▶ [Action item]: Please report the number of lines in the entries below that contain "Model", with nothing added.

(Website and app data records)
*** Begin section ***

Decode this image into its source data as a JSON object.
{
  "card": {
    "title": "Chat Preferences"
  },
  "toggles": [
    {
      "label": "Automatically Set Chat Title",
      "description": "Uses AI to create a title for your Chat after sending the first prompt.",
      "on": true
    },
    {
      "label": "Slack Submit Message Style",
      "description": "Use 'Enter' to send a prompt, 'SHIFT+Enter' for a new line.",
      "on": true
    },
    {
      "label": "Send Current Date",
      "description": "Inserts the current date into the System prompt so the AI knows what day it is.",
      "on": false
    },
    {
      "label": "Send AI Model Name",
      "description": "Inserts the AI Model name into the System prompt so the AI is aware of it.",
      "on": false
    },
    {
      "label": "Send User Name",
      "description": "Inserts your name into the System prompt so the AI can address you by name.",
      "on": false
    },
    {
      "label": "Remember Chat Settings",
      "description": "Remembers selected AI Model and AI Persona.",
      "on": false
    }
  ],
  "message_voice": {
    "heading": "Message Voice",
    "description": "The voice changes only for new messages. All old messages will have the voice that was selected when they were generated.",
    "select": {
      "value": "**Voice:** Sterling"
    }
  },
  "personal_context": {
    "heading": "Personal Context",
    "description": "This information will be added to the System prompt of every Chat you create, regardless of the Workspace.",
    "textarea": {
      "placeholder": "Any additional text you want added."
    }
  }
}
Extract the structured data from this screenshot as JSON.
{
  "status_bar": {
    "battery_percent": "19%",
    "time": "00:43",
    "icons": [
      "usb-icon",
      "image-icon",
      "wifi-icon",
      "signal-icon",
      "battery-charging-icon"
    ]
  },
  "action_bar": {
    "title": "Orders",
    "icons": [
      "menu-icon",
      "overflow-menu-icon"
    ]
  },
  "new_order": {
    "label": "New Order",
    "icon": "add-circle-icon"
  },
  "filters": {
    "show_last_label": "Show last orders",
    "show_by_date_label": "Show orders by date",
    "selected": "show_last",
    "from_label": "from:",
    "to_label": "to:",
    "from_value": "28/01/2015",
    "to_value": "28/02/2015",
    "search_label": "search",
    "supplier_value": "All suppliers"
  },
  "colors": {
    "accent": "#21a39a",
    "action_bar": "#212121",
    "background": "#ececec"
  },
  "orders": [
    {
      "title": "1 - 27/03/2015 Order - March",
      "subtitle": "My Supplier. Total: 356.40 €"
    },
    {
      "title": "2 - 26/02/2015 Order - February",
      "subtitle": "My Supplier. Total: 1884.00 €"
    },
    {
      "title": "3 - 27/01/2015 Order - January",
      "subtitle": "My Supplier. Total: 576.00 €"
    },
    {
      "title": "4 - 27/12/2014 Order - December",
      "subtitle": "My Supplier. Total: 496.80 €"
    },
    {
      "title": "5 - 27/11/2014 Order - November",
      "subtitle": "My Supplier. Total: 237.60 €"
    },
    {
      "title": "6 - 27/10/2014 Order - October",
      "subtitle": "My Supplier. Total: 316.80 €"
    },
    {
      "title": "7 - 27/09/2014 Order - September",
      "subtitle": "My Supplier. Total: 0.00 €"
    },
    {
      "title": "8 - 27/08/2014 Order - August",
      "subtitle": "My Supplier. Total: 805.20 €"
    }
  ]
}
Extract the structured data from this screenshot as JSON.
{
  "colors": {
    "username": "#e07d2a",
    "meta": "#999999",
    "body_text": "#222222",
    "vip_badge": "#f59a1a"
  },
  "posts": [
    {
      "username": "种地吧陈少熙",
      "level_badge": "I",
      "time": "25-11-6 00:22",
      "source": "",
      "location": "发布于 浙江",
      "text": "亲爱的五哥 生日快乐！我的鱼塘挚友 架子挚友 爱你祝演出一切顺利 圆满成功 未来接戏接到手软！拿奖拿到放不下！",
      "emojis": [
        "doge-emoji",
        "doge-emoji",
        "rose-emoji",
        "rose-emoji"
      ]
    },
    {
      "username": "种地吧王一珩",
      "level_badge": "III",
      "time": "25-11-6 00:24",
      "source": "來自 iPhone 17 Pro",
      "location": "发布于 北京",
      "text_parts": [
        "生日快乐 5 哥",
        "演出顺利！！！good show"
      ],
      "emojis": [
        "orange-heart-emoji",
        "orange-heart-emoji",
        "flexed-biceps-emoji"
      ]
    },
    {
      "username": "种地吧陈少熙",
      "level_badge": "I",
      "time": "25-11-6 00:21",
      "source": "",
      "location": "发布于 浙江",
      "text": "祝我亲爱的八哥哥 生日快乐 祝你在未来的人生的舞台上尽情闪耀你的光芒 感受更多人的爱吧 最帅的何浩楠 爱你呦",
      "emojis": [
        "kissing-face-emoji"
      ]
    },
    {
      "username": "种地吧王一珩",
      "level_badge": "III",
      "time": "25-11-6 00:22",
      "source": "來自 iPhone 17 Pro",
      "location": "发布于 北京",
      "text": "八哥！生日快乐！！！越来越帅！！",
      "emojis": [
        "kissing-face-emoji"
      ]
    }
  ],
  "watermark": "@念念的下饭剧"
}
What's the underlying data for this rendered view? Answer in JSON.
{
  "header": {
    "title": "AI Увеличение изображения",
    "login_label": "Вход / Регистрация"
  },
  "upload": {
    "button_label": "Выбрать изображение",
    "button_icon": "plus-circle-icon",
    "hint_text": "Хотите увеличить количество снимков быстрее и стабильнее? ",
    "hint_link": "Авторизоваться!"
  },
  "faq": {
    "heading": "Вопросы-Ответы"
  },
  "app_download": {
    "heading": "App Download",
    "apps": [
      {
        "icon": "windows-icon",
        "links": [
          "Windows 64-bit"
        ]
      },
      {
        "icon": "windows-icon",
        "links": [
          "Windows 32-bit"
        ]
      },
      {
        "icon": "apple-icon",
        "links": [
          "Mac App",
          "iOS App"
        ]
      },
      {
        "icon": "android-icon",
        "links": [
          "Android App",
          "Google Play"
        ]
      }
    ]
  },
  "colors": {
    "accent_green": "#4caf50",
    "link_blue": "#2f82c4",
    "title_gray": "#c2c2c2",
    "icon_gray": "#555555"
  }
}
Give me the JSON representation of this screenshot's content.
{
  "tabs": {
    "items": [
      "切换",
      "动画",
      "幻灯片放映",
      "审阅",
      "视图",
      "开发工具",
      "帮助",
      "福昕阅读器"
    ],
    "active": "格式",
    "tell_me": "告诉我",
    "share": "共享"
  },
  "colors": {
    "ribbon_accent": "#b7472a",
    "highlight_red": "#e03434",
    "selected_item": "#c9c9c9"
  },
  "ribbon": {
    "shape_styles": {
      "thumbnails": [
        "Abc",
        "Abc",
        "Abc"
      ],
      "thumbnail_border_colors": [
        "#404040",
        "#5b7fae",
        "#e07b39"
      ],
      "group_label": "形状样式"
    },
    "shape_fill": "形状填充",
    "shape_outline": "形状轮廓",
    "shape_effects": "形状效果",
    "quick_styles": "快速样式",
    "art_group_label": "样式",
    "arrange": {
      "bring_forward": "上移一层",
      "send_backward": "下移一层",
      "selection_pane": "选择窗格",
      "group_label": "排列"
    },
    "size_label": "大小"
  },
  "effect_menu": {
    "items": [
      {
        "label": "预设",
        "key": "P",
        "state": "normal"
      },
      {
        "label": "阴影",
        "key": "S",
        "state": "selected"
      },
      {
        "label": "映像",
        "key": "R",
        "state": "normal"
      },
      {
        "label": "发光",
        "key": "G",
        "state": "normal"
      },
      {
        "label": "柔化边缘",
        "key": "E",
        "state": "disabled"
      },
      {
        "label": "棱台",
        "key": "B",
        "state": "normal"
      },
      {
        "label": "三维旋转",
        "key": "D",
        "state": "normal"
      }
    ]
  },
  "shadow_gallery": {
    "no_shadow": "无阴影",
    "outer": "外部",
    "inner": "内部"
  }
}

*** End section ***

▶ [Written answer]: 3